▶ _What you should do_
An exact copy of each line below is needed, with no images in it.

▶ _Information shown_
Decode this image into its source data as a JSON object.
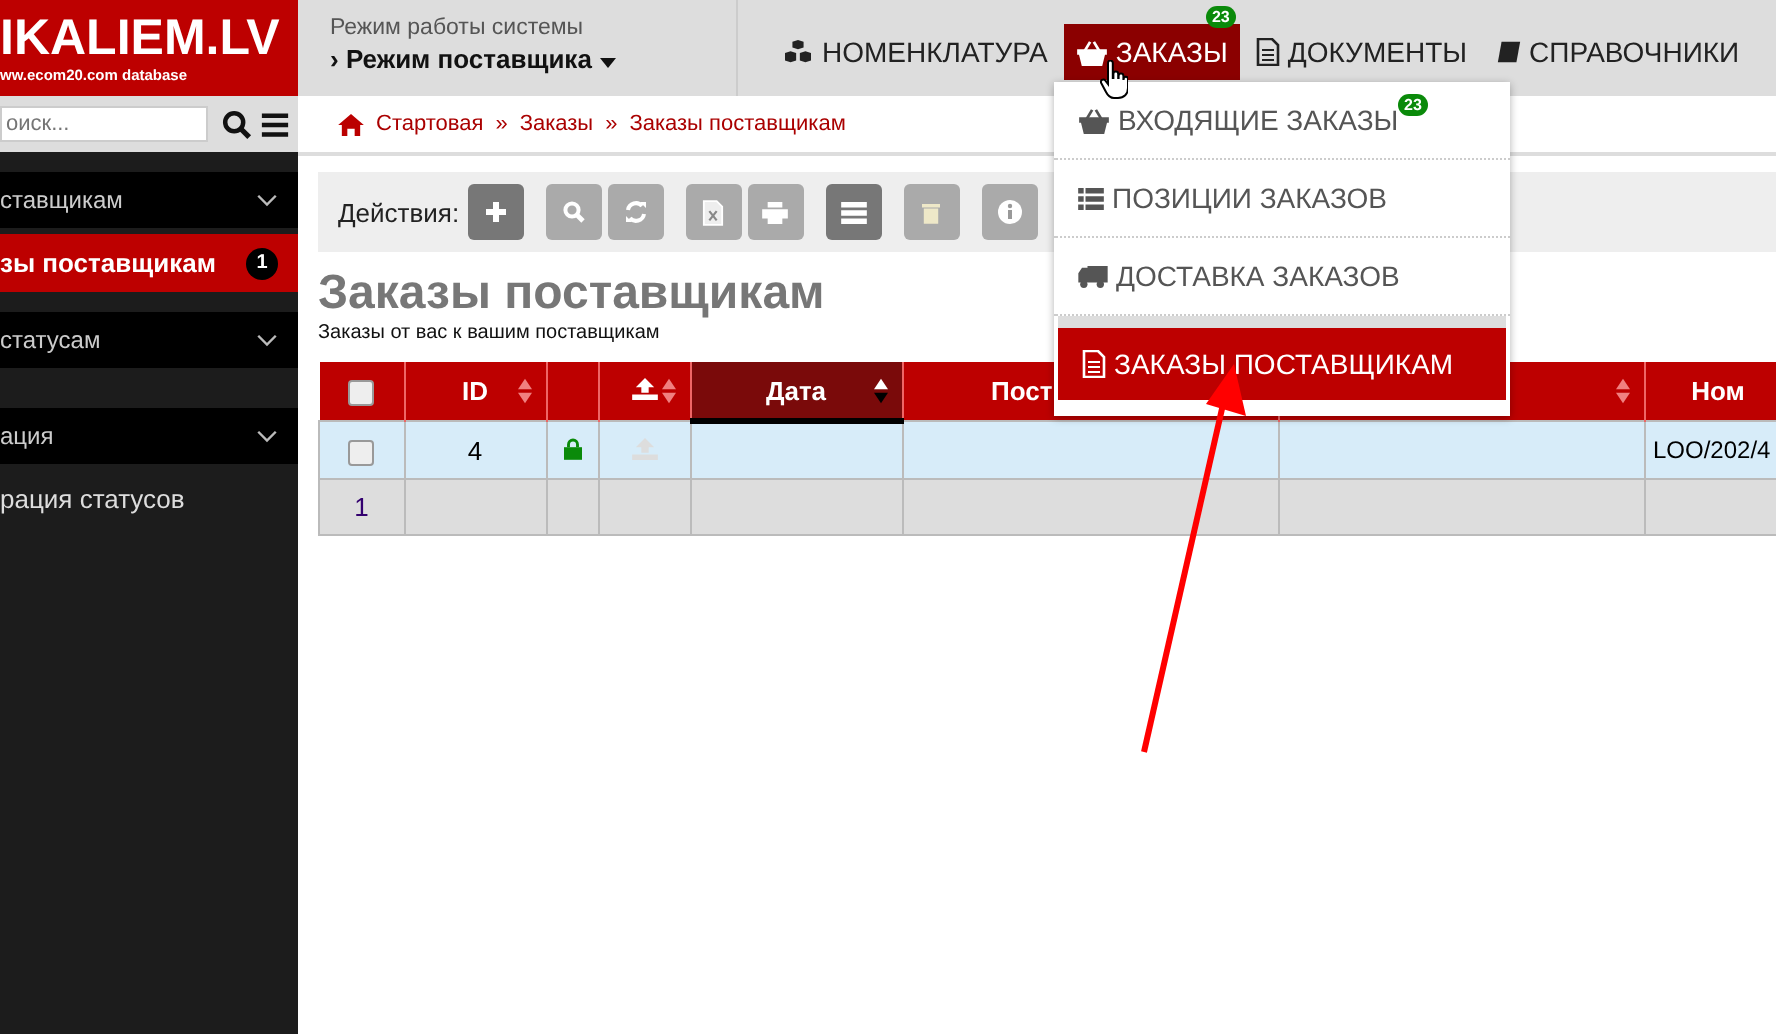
{
  "logo": {
    "title": "IKALIEM.LV",
    "subtitle": "ww.ecom20.com database"
  },
  "mode": {
    "label": "Режим работы системы",
    "value": "› Режим поставщика"
  },
  "nav": [
    {
      "label": "НОМЕНКЛАТУРА",
      "selected": false
    },
    {
      "label": "ЗАКАЗЫ",
      "selected": true,
      "badge": "23"
    },
    {
      "label": "ДОКУМЕНТЫ",
      "selected": false
    },
    {
      "label": "СПРАВОЧНИКИ",
      "selected": false
    }
  ],
  "dropdown": [
    {
      "label": "ВХОДЯЩИЕ ЗАКАЗЫ",
      "badge": "23",
      "selected": false
    },
    {
      "label": "ПОЗИЦИИ ЗАКАЗОВ",
      "selected": false
    },
    {
      "label": "ДОСТАВКА ЗАКАЗОВ",
      "selected": false
    },
    {
      "label": "ЗАКАЗЫ ПОСТАВЩИКАМ",
      "selected": true
    }
  ],
  "search": {
    "placeholder": "оиск..."
  },
  "sidebar": {
    "items": [
      {
        "kind": "group",
        "label": "ставщикам",
        "selected": false
      },
      {
        "kind": "item",
        "label": "зы поставщикам",
        "badge": "1",
        "selected": true
      },
      {
        "kind": "group",
        "label": "статусам",
        "selected": false
      },
      {
        "kind": "group",
        "label": "ация",
        "selected": false
      },
      {
        "kind": "link",
        "label": "рация статусов",
        "selected": false
      }
    ]
  },
  "breadcrumb": [
    {
      "label": "Стартовая"
    },
    {
      "sep": "»",
      "label": "Заказы"
    },
    {
      "sep": "»",
      "label": "Заказы поставщикам"
    }
  ],
  "toolbar": {
    "label": "Действия:"
  },
  "page": {
    "title": "Заказы поставщикам",
    "subtitle": "Заказы от вас к вашим поставщикам"
  },
  "table": {
    "columns": [
      {
        "kind": "check",
        "checked": false
      },
      {
        "kind": "text",
        "label": "ID",
        "sortable": true
      },
      {
        "kind": "text",
        "sortable": false
      },
      {
        "kind": "upload",
        "sortable": true
      },
      {
        "kind": "text",
        "label": "Дата",
        "sortable": true,
        "selected": true
      },
      {
        "kind": "text",
        "label": "Пост",
        "sortable": false
      },
      {
        "kind": "text",
        "sortable": true
      },
      {
        "kind": "text",
        "label": "Ном"
      }
    ],
    "rows": [
      {
        "kind": "data",
        "checked": false,
        "id": "4",
        "locked": true,
        "number": "LOO/202/4"
      },
      {
        "kind": "pager",
        "page": "1"
      }
    ]
  }
}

▶ _Answer space_
Decode this image into its source data as a JSON object.
{
  "logo": {
    "title": "IKALIEM.LV",
    "subtitle": "ww.ecom20.com database"
  },
  "mode": {
    "label": "Режим работы системы",
    "value": "› Режим поставщика"
  },
  "nav": [
    {
      "label": "НОМЕНКЛАТУРА",
      "selected": false
    },
    {
      "label": "ЗАКАЗЫ",
      "selected": true,
      "badge": "23"
    },
    {
      "label": "ДОКУМЕНТЫ",
      "selected": false
    },
    {
      "label": "СПРАВОЧНИКИ",
      "selected": false
    }
  ],
  "dropdown": [
    {
      "label": "ВХОДЯЩИЕ ЗАКАЗЫ",
      "badge": "23",
      "selected": false
    },
    {
      "label": "ПОЗИЦИИ ЗАКАЗОВ",
      "selected": false
    },
    {
      "label": "ДОСТАВКА ЗАКАЗОВ",
      "selected": false
    },
    {
      "label": "ЗАКАЗЫ ПОСТАВЩИКАМ",
      "selected": true
    }
  ],
  "search": {
    "placeholder": "оиск..."
  },
  "sidebar": {
    "items": [
      {
        "kind": "group",
        "label": "ставщикам",
        "selected": false
      },
      {
        "kind": "item",
        "label": "зы поставщикам",
        "badge": "1",
        "selected": true
      },
      {
        "kind": "group",
        "label": "статусам",
        "selected": false
      },
      {
        "kind": "group",
        "label": "ация",
        "selected": false
      },
      {
        "kind": "link",
        "label": "рация статусов",
        "selected": false
      }
    ]
  },
  "breadcrumb": [
    {
      "label": "Стартовая"
    },
    {
      "sep": "»",
      "label": "Заказы"
    },
    {
      "sep": "»",
      "label": "Заказы поставщикам"
    }
  ],
  "toolbar": {
    "label": "Действия:"
  },
  "page": {
    "title": "Заказы поставщикам",
    "subtitle": "Заказы от вас к вашим поставщикам"
  },
  "table": {
    "columns": [
      {
        "kind": "check",
        "checked": false
      },
      {
        "kind": "text",
        "label": "ID",
        "sortable": true
      },
      {
        "kind": "text",
        "sortable": false
      },
      {
        "kind": "upload",
        "sortable": true
      },
      {
        "kind": "text",
        "label": "Дата",
        "sortable": true,
        "selected": true
      },
      {
        "kind": "text",
        "label": "Пост",
        "sortable": false
      },
      {
        "kind": "text",
        "sortable": true
      },
      {
        "kind": "text",
        "label": "Ном"
      }
    ],
    "rows": [
      {
        "kind": "data",
        "checked": false,
        "id": "4",
        "locked": true,
        "number": "LOO/202/4"
      },
      {
        "kind": "pager",
        "page": "1"
      }
    ]
  }
}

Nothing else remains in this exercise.